I’m inclined to think that despite whatever doghouse they’ve crawled into, The Real Americans — the unholy alliance between Jack Swagger and Antonio Cesaro — hold more promise for future success than the legitimately talented and charismatic Uso brothers. Unless, of course, Jimmy hip-tosses Jey through a plate-glass window on an episode of Total Divas and Jey is never heard from again.

Bonus question

Macho Man or Ultimate Warrior. Who would you rather have write the foreword to your new book? — Tim Hayes

Oh, did I mention that I have a book out in mere weeks and available now for preorder? Well I do. Thanks for the question, Tim. Obviously I’m inclined to go with the guy who’s alive. But from a marketing perspective, how could I not go with the dead guy? I could have the last (and possible first) foreword ever written by Randy Savage. But pretend it’s 1987 and they’re both alive and teleported here in the same hypothetical time machine that brought us The Killer Bees? Well, I love Macho a million times more than I love Warrior, so this should be easy. But here’s the thing: We know Warrior can write — at least pretty well — and I wouldn’t be surprised if Savage was signing X’s as autographs on his minor league baseball cards. So from a writing perspective, I’m going with Warrior. But I’m going to have to go with Savage because I’m nostalgic and nobody reads anymore anyway, right? Whatever. What were we talking about?

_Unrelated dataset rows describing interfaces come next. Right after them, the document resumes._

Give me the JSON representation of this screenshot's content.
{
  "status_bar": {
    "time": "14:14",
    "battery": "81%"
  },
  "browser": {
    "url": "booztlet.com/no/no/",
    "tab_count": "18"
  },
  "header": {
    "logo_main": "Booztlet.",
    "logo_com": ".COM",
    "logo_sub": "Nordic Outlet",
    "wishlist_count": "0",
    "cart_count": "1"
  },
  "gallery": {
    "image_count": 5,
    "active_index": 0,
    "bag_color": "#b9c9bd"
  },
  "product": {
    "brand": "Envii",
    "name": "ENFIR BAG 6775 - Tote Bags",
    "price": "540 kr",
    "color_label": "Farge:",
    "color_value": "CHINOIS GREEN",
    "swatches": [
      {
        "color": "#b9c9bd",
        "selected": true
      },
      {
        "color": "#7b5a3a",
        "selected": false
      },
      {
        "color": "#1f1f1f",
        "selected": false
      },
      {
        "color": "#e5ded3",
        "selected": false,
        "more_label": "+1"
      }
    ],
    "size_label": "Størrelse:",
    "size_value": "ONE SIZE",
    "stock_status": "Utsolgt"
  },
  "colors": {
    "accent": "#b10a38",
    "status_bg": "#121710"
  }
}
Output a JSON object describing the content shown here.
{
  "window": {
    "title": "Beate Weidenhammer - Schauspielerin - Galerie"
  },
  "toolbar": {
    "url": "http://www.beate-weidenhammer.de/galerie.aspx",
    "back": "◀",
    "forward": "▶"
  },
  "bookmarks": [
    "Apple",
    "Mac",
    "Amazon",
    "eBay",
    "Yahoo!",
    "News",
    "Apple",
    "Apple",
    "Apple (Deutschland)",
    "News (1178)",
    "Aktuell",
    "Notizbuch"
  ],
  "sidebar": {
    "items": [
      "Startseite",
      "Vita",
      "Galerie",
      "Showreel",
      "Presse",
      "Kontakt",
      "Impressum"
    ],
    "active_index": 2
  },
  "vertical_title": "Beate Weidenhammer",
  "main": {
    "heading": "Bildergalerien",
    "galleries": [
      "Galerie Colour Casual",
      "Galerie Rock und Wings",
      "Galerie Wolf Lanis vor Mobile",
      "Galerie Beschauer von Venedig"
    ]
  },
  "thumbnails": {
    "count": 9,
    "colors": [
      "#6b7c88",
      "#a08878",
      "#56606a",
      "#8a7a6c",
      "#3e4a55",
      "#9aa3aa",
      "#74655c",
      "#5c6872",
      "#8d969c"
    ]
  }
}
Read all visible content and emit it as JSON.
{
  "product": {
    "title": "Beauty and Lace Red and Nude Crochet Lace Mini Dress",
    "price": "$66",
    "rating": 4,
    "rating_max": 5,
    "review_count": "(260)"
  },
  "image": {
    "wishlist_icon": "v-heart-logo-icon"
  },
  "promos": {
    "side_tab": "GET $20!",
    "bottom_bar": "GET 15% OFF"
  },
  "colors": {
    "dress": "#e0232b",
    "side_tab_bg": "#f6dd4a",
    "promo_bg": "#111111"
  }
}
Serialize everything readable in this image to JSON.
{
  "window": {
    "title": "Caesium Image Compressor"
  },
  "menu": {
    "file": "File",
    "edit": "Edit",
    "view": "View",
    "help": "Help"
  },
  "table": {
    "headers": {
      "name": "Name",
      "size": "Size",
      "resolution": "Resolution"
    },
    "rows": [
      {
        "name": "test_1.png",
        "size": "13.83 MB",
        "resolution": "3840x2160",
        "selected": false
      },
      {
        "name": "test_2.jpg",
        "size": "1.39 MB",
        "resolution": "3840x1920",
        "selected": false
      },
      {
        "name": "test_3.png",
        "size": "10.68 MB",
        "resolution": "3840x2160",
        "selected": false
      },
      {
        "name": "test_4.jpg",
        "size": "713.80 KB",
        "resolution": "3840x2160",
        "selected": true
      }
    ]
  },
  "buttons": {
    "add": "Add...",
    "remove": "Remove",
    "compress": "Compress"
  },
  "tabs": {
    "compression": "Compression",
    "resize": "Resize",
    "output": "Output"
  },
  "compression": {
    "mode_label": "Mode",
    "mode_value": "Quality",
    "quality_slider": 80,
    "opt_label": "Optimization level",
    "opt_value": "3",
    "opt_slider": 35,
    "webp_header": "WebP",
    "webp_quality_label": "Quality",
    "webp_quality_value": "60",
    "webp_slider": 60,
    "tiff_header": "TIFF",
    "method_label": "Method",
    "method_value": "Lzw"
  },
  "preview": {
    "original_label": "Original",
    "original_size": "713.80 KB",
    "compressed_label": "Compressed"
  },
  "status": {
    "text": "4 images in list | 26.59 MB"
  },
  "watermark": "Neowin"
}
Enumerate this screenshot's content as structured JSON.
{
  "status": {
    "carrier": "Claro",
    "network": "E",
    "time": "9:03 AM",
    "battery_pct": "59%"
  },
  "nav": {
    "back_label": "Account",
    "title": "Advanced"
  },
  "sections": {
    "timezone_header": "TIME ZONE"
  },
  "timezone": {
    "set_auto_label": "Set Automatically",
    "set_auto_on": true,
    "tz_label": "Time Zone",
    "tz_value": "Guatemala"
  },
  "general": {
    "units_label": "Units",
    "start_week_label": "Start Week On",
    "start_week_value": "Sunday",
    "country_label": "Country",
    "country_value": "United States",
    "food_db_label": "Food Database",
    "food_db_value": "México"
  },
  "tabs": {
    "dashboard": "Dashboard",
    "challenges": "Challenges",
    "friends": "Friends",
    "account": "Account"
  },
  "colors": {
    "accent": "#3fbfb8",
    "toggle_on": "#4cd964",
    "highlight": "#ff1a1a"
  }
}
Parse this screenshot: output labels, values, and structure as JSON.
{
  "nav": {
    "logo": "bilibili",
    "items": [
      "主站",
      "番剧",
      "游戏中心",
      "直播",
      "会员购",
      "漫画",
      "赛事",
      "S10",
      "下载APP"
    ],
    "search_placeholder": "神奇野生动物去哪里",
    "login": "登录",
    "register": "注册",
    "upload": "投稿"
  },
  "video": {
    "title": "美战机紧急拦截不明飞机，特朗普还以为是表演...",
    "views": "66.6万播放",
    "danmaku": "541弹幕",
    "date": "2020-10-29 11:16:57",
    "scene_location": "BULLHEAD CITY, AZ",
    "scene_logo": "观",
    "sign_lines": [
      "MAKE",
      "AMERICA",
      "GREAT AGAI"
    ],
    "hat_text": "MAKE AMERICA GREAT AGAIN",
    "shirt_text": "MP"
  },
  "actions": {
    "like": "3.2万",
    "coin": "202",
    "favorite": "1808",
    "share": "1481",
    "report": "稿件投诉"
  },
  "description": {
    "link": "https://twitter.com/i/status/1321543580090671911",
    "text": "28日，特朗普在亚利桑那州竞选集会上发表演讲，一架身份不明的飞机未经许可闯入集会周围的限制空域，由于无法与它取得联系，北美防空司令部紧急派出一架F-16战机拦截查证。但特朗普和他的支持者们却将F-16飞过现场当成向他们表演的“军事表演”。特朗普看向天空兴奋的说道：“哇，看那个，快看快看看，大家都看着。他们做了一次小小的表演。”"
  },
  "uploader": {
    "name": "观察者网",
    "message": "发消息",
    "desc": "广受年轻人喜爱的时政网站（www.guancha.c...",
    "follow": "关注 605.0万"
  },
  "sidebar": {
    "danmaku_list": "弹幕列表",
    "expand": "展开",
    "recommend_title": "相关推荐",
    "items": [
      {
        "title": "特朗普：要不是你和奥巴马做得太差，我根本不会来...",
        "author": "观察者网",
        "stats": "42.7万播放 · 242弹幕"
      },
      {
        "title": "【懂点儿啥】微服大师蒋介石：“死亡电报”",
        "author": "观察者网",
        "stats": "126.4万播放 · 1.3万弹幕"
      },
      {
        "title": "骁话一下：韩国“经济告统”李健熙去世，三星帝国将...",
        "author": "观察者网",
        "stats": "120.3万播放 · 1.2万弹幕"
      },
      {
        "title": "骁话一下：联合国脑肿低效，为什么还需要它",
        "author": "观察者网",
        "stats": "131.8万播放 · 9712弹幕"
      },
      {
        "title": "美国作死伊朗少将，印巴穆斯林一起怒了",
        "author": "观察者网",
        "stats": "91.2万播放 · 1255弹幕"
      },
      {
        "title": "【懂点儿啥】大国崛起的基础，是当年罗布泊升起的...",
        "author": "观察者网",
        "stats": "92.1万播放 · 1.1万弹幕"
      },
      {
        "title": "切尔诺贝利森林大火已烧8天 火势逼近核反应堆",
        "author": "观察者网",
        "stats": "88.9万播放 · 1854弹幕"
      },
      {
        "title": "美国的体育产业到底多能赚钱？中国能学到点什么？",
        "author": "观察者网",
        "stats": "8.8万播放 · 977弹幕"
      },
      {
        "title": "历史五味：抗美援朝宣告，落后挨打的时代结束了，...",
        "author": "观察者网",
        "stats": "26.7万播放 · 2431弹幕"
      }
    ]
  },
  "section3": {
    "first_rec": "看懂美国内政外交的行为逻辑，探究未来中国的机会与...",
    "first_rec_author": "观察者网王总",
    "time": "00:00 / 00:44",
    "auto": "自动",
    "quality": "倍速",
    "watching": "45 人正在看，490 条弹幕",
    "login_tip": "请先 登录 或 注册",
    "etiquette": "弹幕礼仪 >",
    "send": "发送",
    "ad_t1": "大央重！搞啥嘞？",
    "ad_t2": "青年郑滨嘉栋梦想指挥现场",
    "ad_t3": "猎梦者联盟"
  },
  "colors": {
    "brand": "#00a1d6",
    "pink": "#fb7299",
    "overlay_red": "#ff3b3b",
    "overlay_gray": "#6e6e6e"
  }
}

What the hell is going on with Battleground?

Oh, right. One caveat: Over the past year, WWE has done a good job of pulling surprises out on nights like this, when all the outcomes seem blindingly obvious. If it does, I’m not sure it’ll validate the very existence of the show, but at least it’ll be something.

Filed Under: Wwe

Shoemaker

The Masked Man is David Shoemaker, author of the new book The Squared Circle: Life, Death, and Pro Wrestling.

Archive @ AKATheMaskedMan